Three reasons why now is a great time for first-time buyers (with tracked price hikes in Peckham)
Published: 05/04/2019 By Jane RobathanLet’s look at timing your first purchase so you don’t buy during a price peak, because that’s really your biggest concern.
Right now the market presents a fantastic opportunity. There are three simple, yet important reasons why.
Lending is still cheap
Interest rates are still historically low. While we don’t know when the Bank of England will raise rates, we do know that the only way they can go is up. They will only stay put if the UK is economically and politically confident. One word: Brexit.
You have more choice

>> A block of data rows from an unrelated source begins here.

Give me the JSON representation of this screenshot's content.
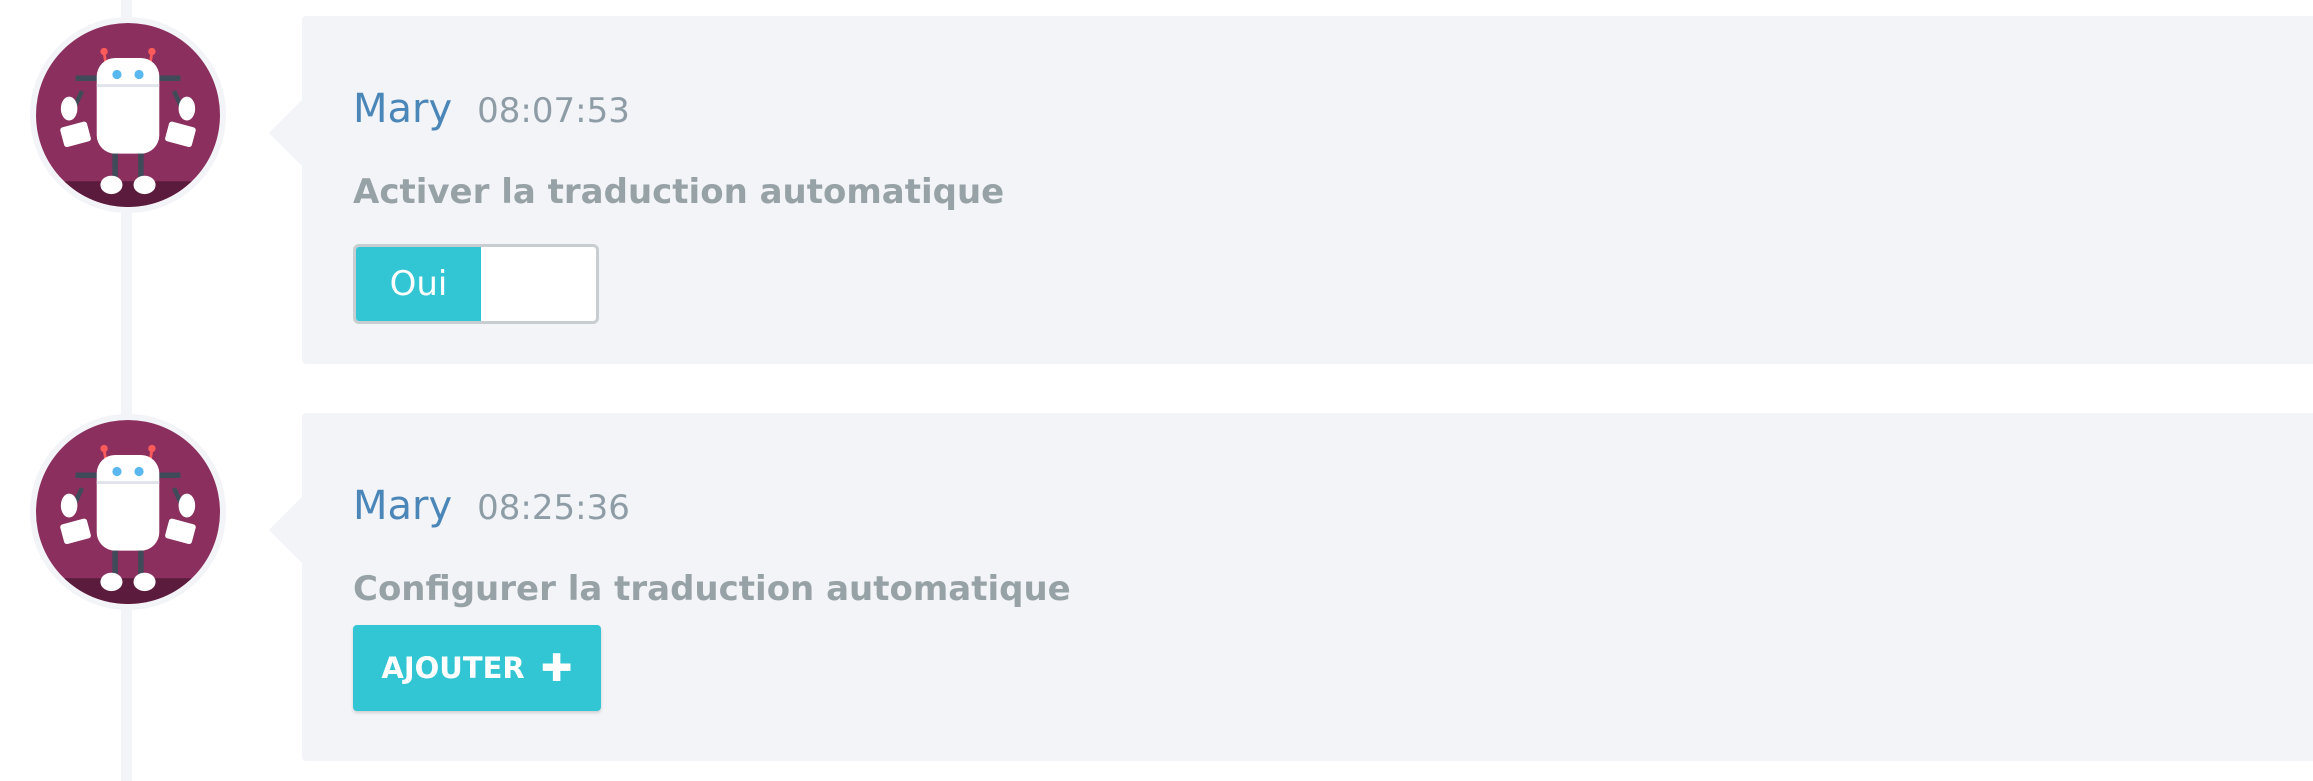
{
  "colors": {
    "author": "#4a86b8",
    "timestamp": "#8e9ca5",
    "question": "#97a2a7",
    "accent": "#32c6d4",
    "card_background": "#f3f4f8",
    "avatar_background": "#8b2f5e"
  },
  "messages": [
    {
      "author": "Mary",
      "time": "08:07:53",
      "question": "Activer la traduction automatique",
      "avatar_icon": "robot-avatar-icon",
      "toggle": {
        "on_label": "Oui",
        "state": "on"
      }
    },
    {
      "author": "Mary",
      "time": "08:25:36",
      "question": "Configurer la traduction automatique",
      "avatar_icon": "robot-avatar-icon",
      "button": {
        "label": "AJOUTER",
        "icon": "plus-icon"
      }
    }
  ]
}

It’s a buyers’ market. This trend is defined as there being more properties on the market than usual, giving you more choice. You are more likely to get the home you want.
Prices are on your side
Everyone is now referring to 2016-2017 as being London’s price peak. In two of our core areas (SE22 and SE15) we’ve been watching price reductions across the property portals as owners adjust to the market. The falls in asking prices (not in actual sold prices) are between 5-10% but in reality, are happening to properties that were over-valued in the first place.
What has really happened is the market has stopped rising at an extraordinary rate. Prices in Peckham for instance, have been rising, just at a slower rate than before. But over the last year, they've remained static. This means that if you buy now, you won't be buying at an over-inflated price.
Let's check this out by looking at sold prices on Rightmove, who draw data from the Land Registry. Being an autonomous data set, it’s sensible to use Land Registry figures.
Over the last 7-years, prices in Peckham have risen 94%
Between December 2011-2013 prices rose 36%
From January to December over the last three years they've looked like this: in 2015 they fell -3.7%, in 2016 they rose 21.6% and in 2017 they rose 9.7%, on average.
Over the last two years, they’ve risen 11%
From January 2018 to December 2018, Peckham’s average price has barely changed from £549,076 to £556,021
If you’re interested in this kind of thing, here’s a link to the tool. You can play around and see the peaks and troughs in any postcode going back to January 2000. The only bugbear is that Land Registry data has a 3-month lag, in that sales completed today will take 2/3-months to be absorbed into the system and published. But it’s the cleanest set of figures to use.
We can help you pinpoint up-and-coming areas and even tout the streets you’re interested in. If you’d like any help, drop me a line.